Photo by Aaron Paden / DJ Smith races for Easter eggs at the Kynett United Methodist Church Saturday. The church also served hotdogs and hosted local hip-hop group #TEAMBROKE at the event.

Photo by Aaron Paden / DJ Smith races for Easter eggs at the Kynett United Methodist Church Saturday. The church also served hotdogs and hosted local hip-hop group #TEAMBROKE at the event.

Today is Easter Sunday. Many traditions — old and new — surround this day. For many, it’s a deeply religious affair. It follows Holy Week and serves as a celebration of the resurrection of Jesus. For others, it’s a day of relaxation, spending time with family and watching as children hunt for eggs. For most, it’s a little of both.

“O” Foundation head Rose Powell said she doesn’t go to church on Easter Sunday.

“So many people go to church on Easter Sunday that don’t go through the year,” Powell said. “I give them my seat.”

Instead, Powell said she prefers to spend the day with family.

“There are six generations here in Brookhaven,” Powell said. “We visit my grandmother, along with my great-granddaughter at my grandmas house. She’s 95 and known to Brookhaven as the ‘chicken pie lady.’ We eat chicken pie on that day.”

Melanie Poole, mother of eight, has a big Easter egg hunt at her mother’s house.

“One dozen dyed eggs per child, and lots and lots of food,” Poole said. “Oh, and I make a bunny cake.”

Anthony Young of St. James Missionary Baptist Church said he would be playing the drums Easter Sunday. After that, he will be spending time with family.

“I enjoy this time of year,” Young said. “I enjoy Easter — listening to the kids. I remember when I was younger, doing that.”

Karen Jenkins, wife of Pastor Allen Jenkins of the Apostolic Lighthouse, said Easter events are a good opportunity for church outreach.
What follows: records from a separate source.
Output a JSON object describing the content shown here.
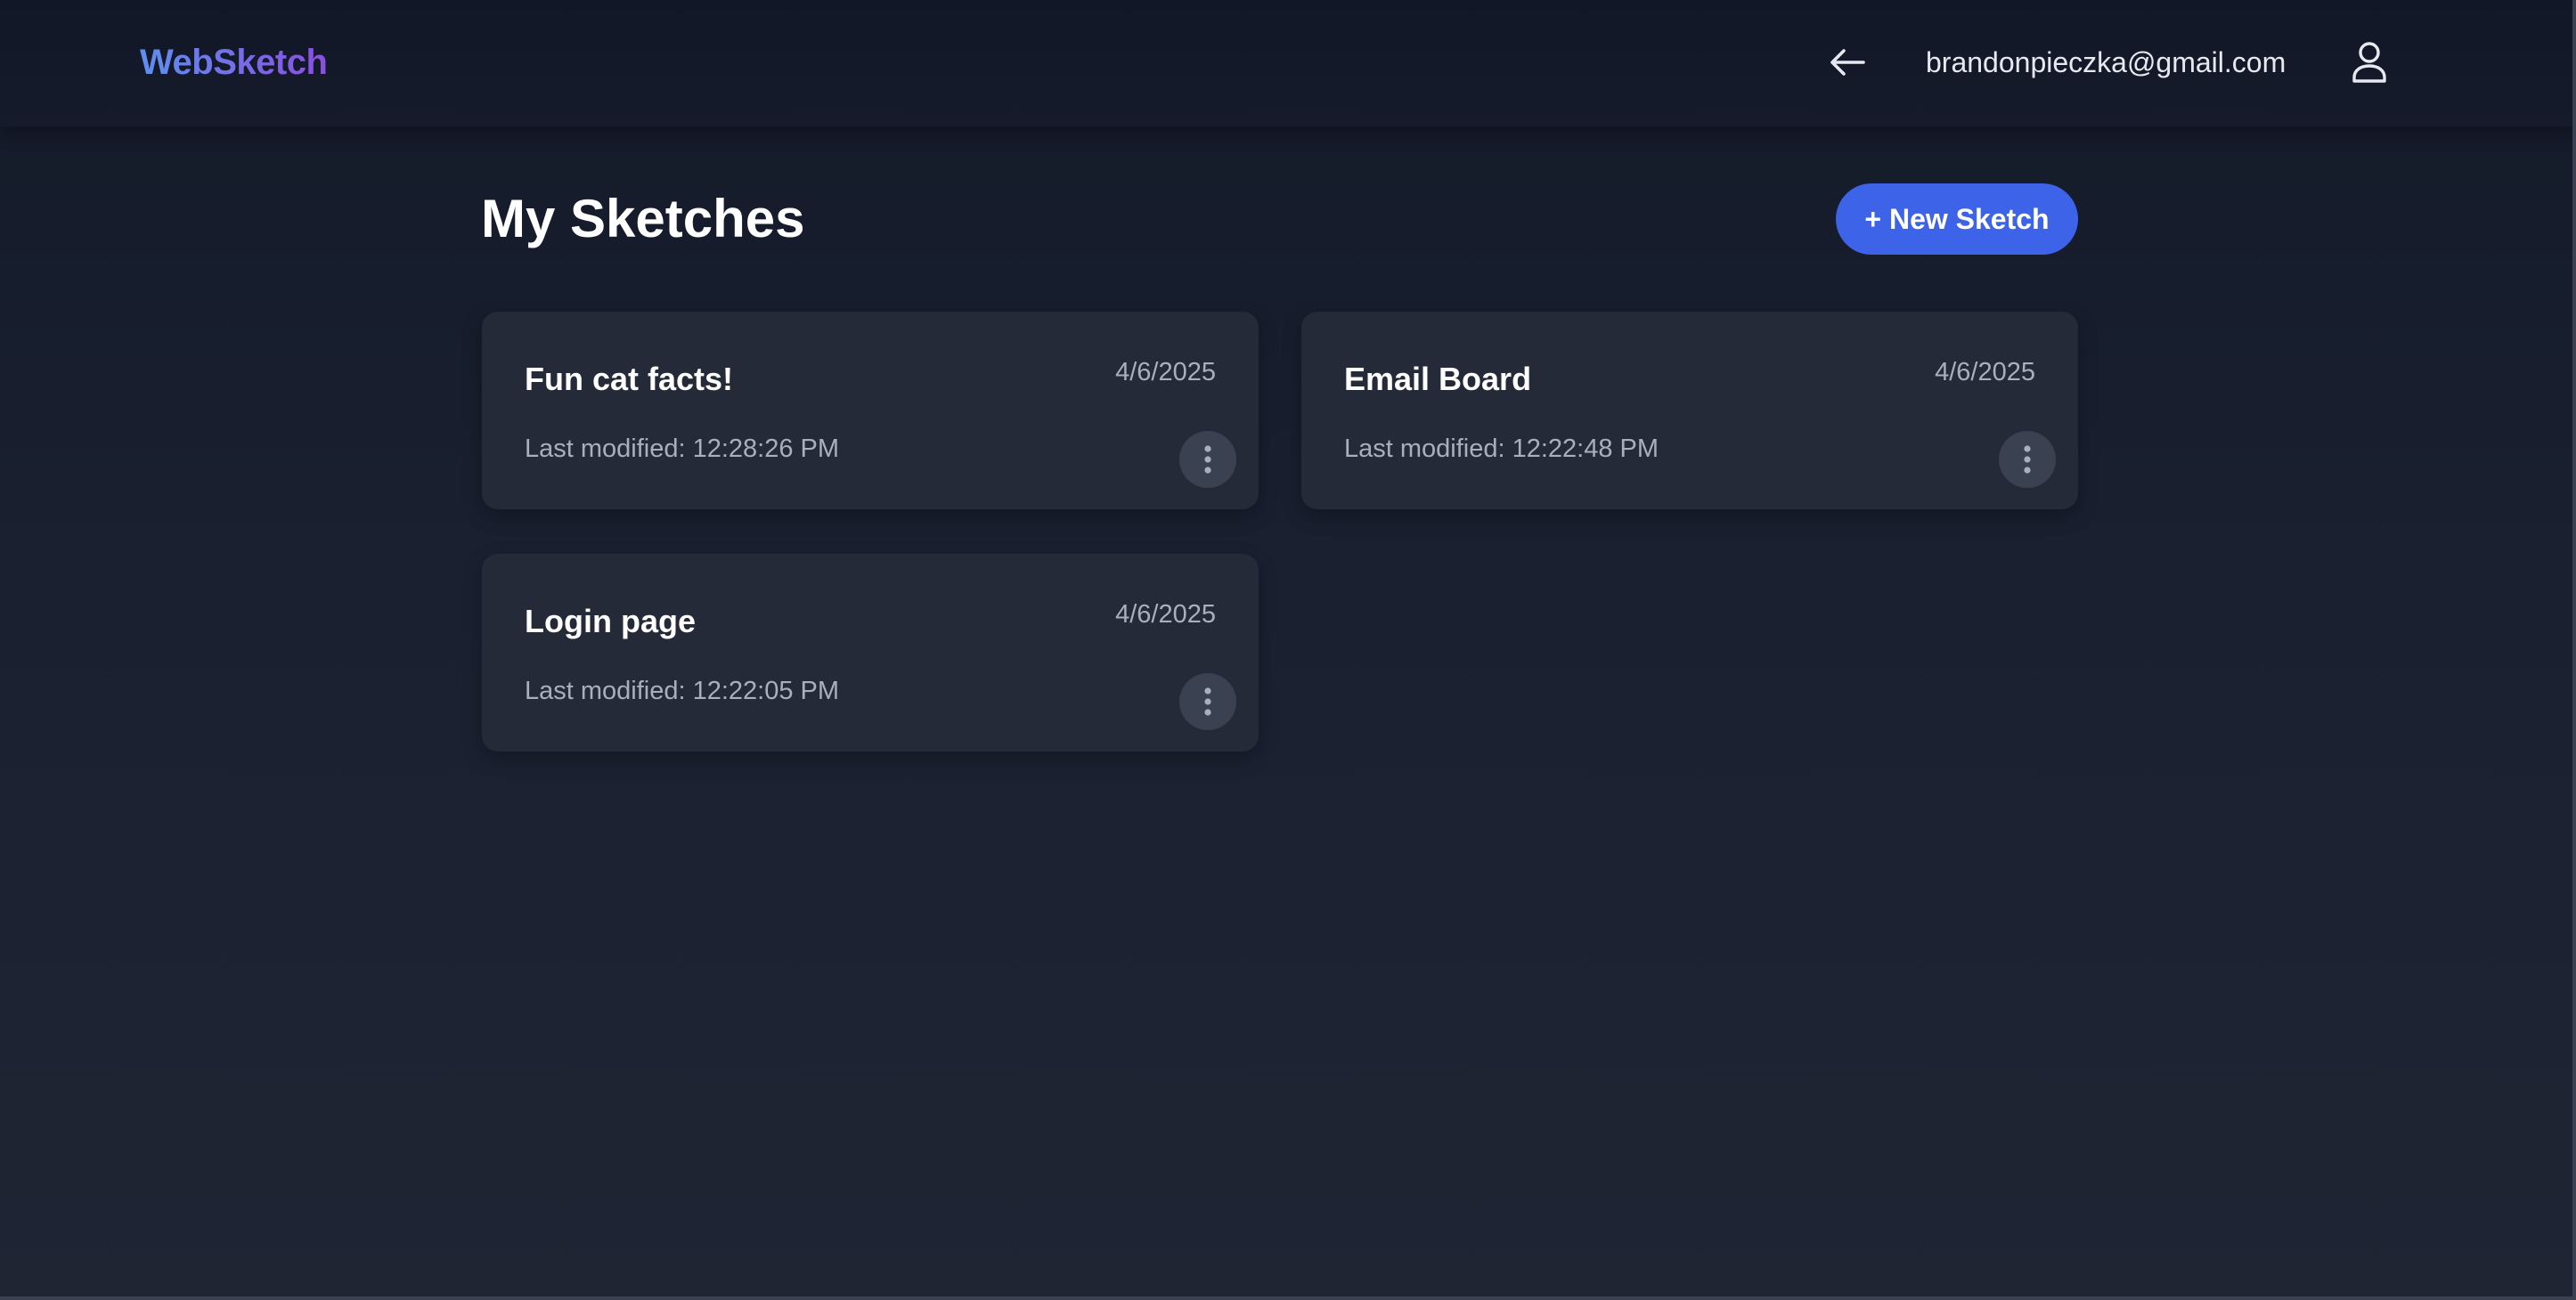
{
  "header": {
    "logo": "WebSketch",
    "user_email": "brandonpieczka@gmail.com",
    "icons": {
      "back": "arrow-left-icon",
      "user": "user-icon"
    }
  },
  "main": {
    "title": "My Sketches",
    "new_sketch_label": "+ New Sketch",
    "sketches": [
      {
        "title": "Fun cat facts!",
        "date": "4/6/2025",
        "modified": "Last modified: 12:28:26 PM"
      },
      {
        "title": "Email Board",
        "date": "4/6/2025",
        "modified": "Last modified: 12:22:48 PM"
      },
      {
        "title": "Login page",
        "date": "4/6/2025",
        "modified": "Last modified: 12:22:05 PM"
      }
    ]
  },
  "colors": {
    "background": "#1a2030",
    "card": "#242a38",
    "primary_button": "#3d63e8",
    "logo_gradient_start": "#5f8fee",
    "logo_gradient_end": "#8a4fe0",
    "muted_text": "#a8afbd"
  }
}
“We always push every year for a better number than we had last year,” Jenkins said earlier in the week. “We had 100 last year, so we’re looking forward to more than 100 for this coming up year.”

Jenkins said their church will host events on Easter Sunday, including two services, dinner, an egg hunt and a drama put on by the youth group.

“We’re going to have service at 12. We’re going to have dinner, an Easter egg hunt. Then at 2:30, we’re going to have worship service with an Easter program. We’re going to be there from 12 until probably 4 or 5 p.m.,” she said.

For Gregg Russell and United Methodist Church, the whole week leading up to Easter is a celebration.

“Our tradition starts on Palm Sunday, typically with a special church service,” Russell said. “It’s followed up with Maundy Thursday service at our church. We follow that up with a Good Friday service. We have a sunrise service Sunday morning at 7 a.m. Traditionally, a group of men feed the church after service.”

Brookhaven attorney Joseph Durr said his family’s Easter Sunday isn’t glamorous, but it’s special.

He and his wife Cheli do have an egg hunt for their two children, Brady and Elizabeth, but he said it’s more important to impart the true meaning of the holiday to his children.

“We try to teach them that it’s not about the Easter Bunny or the eggs. It’s about Jesus rising from the dead,” he said.

Durr said he is joined for Easter by his in-laws and parents.